How hard is it to turn a container into a structure that is not only functional, but also blends in with the architecture of other buildings in a certain area?

Galvin: The shipping containers come in a standard size and are easily stackable. They’re also highly durable, which is increasingly important as we deal with more frequent extreme weather events. Container homes can be clad with any siding that you can use to cover a wood home so they appear aesthetically at home in residential neighborhoods.

Container-based housing project. Image courtesy of SG Blocks
Container-based housing project. Image courtesy of SG Blocks

Container-based construction is faster and costs are undoubtedly lower than traditional forms of construction. How much can a housing developer save?

Galvin: A housing developer can save substantially with container-based construction since it lowers the costs of planning, engineering and construction. The economic benefits to the developer include: lower construction costs, half-time delivery and earlier occupancy for the tenant or owner.

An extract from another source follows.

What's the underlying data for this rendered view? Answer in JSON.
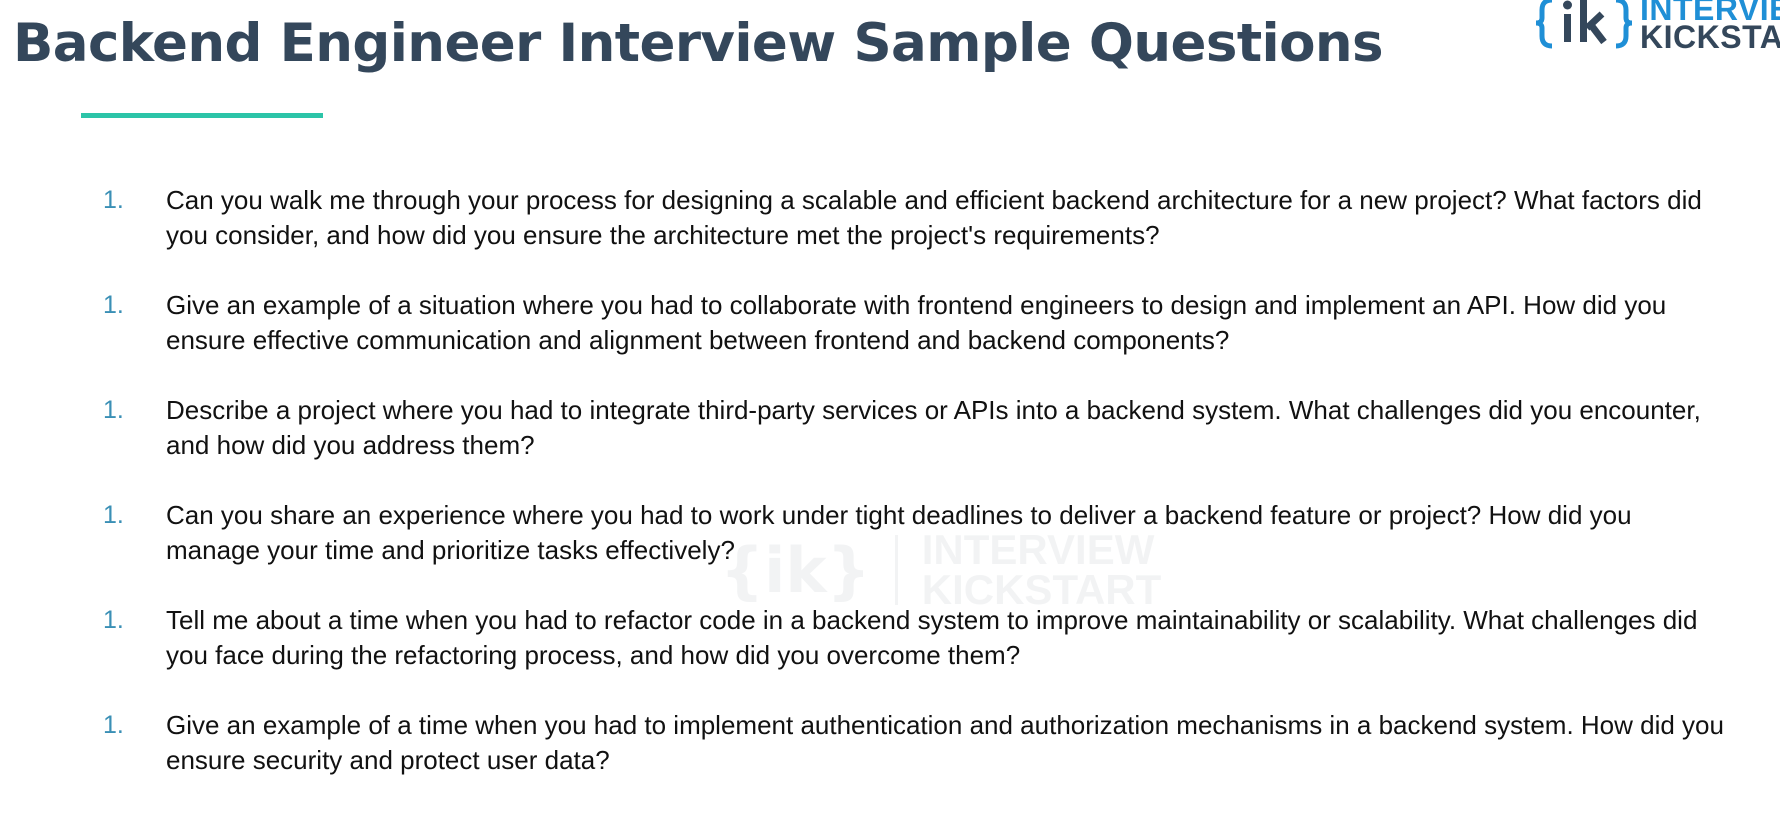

How about maintenance costs?

Galvin: Containers are made from a highly oxidized steel that provides much of its strength and durability. Containers are naturally hurricane- and earthquake-resistant. Maintaining a container home is similar to a wood home.

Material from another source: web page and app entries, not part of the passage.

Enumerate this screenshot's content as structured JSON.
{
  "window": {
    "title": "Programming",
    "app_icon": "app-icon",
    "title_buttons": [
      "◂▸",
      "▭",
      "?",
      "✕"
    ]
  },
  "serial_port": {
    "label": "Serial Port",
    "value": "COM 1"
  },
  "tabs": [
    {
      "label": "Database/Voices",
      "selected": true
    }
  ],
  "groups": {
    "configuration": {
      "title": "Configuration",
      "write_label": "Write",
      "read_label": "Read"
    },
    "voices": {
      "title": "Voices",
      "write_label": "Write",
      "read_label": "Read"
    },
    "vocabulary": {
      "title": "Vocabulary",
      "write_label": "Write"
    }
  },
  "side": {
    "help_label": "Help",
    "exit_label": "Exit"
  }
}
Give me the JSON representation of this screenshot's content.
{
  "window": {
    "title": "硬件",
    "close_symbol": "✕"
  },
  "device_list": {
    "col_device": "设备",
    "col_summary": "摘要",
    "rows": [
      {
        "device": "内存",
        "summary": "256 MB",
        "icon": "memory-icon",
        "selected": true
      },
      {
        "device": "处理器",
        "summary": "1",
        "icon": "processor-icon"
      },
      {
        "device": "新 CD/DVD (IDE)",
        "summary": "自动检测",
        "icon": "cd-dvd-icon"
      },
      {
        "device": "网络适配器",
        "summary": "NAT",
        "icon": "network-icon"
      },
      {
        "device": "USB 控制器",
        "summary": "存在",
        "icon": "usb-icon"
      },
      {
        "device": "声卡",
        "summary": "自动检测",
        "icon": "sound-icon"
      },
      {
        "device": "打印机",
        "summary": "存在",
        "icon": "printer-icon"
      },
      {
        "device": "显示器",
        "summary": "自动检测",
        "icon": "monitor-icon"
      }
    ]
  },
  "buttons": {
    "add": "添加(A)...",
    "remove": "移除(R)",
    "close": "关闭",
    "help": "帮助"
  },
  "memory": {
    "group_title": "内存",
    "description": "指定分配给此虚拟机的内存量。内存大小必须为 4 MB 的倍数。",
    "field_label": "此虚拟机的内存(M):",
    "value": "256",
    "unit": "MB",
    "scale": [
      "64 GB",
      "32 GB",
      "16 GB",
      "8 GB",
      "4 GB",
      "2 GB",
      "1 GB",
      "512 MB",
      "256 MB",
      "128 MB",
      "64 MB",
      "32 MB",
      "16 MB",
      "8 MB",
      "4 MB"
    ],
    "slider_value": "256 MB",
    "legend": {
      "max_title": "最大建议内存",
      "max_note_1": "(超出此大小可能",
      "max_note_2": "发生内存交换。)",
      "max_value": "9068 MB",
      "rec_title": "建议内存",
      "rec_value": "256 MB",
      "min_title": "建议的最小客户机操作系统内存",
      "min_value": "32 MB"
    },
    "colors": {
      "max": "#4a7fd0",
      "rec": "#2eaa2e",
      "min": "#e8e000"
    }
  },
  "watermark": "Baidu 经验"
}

What are the environmental advantages of using shipping containers in residential construction?

Galvin: Repurposing existing shipping containers into new living and working environments helps offset a building’s carbon footprint and uses less natural resources because the very basis for the product is a recycled material. What’s more, these repurposed shipping containers, which are maritime-grade structures, offer a higher quality of building. Composed of highly resilient steel, the containers meet or exceed most building specifications and are LEED-certifiable.

How much do you expect modular construction to impact the affordable housing market going forward?

Galvin: Enormously. We’re already seeing its effect across the country and we expect it to accelerate from here, particularly as municipalities seek solutions to mitigate the affordable housing crisis, which in essence is a construction crisis due to the enormous cost to build traditionally and its quality failings.